Records excerpted from a collection
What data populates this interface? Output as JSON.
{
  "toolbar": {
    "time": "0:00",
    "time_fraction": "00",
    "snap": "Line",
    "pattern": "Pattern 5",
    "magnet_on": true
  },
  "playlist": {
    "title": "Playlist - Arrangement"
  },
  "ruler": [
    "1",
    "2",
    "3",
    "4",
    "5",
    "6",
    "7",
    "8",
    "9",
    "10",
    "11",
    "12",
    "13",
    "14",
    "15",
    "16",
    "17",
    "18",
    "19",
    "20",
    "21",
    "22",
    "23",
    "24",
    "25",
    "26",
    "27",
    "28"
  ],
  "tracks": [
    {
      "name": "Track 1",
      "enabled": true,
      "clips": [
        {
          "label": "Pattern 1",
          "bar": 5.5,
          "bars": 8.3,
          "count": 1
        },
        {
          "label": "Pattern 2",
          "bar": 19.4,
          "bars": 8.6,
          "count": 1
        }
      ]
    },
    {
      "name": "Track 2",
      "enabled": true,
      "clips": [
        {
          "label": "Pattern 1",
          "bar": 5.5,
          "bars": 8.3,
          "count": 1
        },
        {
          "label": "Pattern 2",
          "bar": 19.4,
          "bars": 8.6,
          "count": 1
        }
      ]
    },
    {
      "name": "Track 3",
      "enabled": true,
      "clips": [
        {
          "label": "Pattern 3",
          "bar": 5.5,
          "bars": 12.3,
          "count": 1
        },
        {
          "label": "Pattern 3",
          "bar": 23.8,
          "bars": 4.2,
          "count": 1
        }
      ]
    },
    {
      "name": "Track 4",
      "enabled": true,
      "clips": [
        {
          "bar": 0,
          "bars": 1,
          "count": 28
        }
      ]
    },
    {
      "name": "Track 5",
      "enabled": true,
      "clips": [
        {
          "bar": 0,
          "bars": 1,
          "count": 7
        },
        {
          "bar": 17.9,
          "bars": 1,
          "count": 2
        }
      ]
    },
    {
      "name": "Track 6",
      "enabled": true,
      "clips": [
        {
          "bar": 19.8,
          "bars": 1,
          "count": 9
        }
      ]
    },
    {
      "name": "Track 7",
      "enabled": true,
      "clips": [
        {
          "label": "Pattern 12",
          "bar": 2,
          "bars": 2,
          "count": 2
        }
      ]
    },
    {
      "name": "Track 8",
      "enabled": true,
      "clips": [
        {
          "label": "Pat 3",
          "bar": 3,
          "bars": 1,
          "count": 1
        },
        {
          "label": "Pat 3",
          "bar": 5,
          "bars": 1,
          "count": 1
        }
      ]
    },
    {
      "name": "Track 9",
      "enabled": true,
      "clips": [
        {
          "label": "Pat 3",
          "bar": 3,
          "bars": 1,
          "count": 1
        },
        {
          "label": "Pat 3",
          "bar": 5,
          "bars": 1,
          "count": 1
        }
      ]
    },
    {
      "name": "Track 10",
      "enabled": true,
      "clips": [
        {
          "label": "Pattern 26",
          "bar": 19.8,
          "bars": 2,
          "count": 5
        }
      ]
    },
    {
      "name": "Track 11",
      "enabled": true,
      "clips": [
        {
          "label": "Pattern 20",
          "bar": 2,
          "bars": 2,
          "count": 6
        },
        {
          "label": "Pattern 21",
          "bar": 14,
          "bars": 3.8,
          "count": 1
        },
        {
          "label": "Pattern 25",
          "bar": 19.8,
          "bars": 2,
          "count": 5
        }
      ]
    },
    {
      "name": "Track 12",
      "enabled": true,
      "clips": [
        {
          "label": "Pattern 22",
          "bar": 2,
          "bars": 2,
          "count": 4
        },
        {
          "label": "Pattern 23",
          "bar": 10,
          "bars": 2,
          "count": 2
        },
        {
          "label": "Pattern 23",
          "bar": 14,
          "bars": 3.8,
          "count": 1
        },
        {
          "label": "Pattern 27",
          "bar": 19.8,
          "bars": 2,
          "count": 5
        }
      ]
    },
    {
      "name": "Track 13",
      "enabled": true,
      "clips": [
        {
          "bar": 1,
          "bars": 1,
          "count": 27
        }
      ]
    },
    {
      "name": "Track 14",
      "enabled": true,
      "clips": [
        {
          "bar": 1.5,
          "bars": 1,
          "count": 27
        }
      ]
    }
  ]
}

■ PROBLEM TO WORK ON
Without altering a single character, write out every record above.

■ WRITTEN ANSWER
What data populates this interface? Output as JSON.
{
  "toolbar": {
    "time": "0:00",
    "time_fraction": "00",
    "snap": "Line",
    "pattern": "Pattern 5",
    "magnet_on": true
  },
  "playlist": {
    "title": "Playlist - Arrangement"
  },
  "ruler": [
    "1",
    "2",
    "3",
    "4",
    "5",
    "6",
    "7",
    "8",
    "9",
    "10",
    "11",
    "12",
    "13",
    "14",
    "15",
    "16",
    "17",
    "18",
    "19",
    "20",
    "21",
    "22",
    "23",
    "24",
    "25",
    "26",
    "27",
    "28"
  ],
  "tracks": [
    {
      "name": "Track 1",
      "enabled": true,
      "clips": [
        {
          "label": "Pattern 1",
          "bar": 5.5,
          "bars": 8.3,
          "count": 1
        },
        {
          "label": "Pattern 2",
          "bar": 19.4,
          "bars": 8.6,
          "count": 1
        }
      ]
    },
    {
      "name": "Track 2",
      "enabled": true,
      "clips": [
        {
          "label": "Pattern 1",
          "bar": 5.5,
          "bars": 8.3,
          "count": 1
        },
        {
          "label": "Pattern 2",
          "bar": 19.4,
          "bars": 8.6,
          "count": 1
        }
      ]
    },
    {
      "name": "Track 3",
      "enabled": true,
      "clips": [
        {
          "label": "Pattern 3",
          "bar": 5.5,
          "bars": 12.3,
          "count": 1
        },
        {
          "label": "Pattern 3",
          "bar": 23.8,
          "bars": 4.2,
          "count": 1
        }
      ]
    },
    {
      "name": "Track 4",
      "enabled": true,
      "clips": [
        {
          "bar": 0,
          "bars": 1,
          "count": 28
        }
      ]
    },
    {
      "name": "Track 5",
      "enabled": true,
      "clips": [
        {
          "bar": 0,
          "bars": 1,
          "count": 7
        },
        {
          "bar": 17.9,
          "bars": 1,
          "count": 2
        }
      ]
    },
    {
      "name": "Track 6",
      "enabled": true,
      "clips": [
        {
          "bar": 19.8,
          "bars": 1,
          "count": 9
        }
      ]
    },
    {
      "name": "Track 7",
      "enabled": true,
      "clips": [
        {
          "label": "Pattern 12",
          "bar": 2,
          "bars": 2,
          "count": 2
        }
      ]
    },
    {
      "name": "Track 8",
      "enabled": true,
      "clips": [
        {
          "label": "Pat 3",
          "bar": 3,
          "bars": 1,
          "count": 1
        },
        {
          "label": "Pat 3",
          "bar": 5,
          "bars": 1,
          "count": 1
        }
      ]
    },
    {
      "name": "Track 9",
      "enabled": true,
      "clips": [
        {
          "label": "Pat 3",
          "bar": 3,
          "bars": 1,
          "count": 1
        },
        {
          "label": "Pat 3",
          "bar": 5,
          "bars": 1,
          "count": 1
        }
      ]
    },
    {
      "name": "Track 10",
      "enabled": true,
      "clips": [
        {
          "label": "Pattern 26",
          "bar": 19.8,
          "bars": 2,
          "count": 5
        }
      ]
    },
    {
      "name": "Track 11",
      "enabled": true,
      "clips": [
        {
          "label": "Pattern 20",
          "bar": 2,
          "bars": 2,
          "count": 6
        },
        {
          "label": "Pattern 21",
          "bar": 14,
          "bars": 3.8,
          "count": 1
        },
        {
          "label": "Pattern 25",
          "bar": 19.8,
          "bars": 2,
          "count": 5
        }
      ]
    },
    {
      "name": "Track 12",
      "enabled": true,
      "clips": [
        {
          "label": "Pattern 22",
          "bar": 2,
          "bars": 2,
          "count": 4
        },
        {
          "label": "Pattern 23",
          "bar": 10,
          "bars": 2,
          "count": 2
        },
        {
          "label": "Pattern 23",
          "bar": 14,
          "bars": 3.8,
          "count": 1
        },
        {
          "label": "Pattern 27",
          "bar": 19.8,
          "bars": 2,
          "count": 5
        }
      ]
    },
    {
      "name": "Track 13",
      "enabled": true,
      "clips": [
        {
          "bar": 1,
          "bars": 1,
          "count": 27
        }
      ]
    },
    {
      "name": "Track 14",
      "enabled": true,
      "clips": [
        {
          "bar": 1.5,
          "bars": 1,
          "count": 27
        }
      ]
    }
  ]
}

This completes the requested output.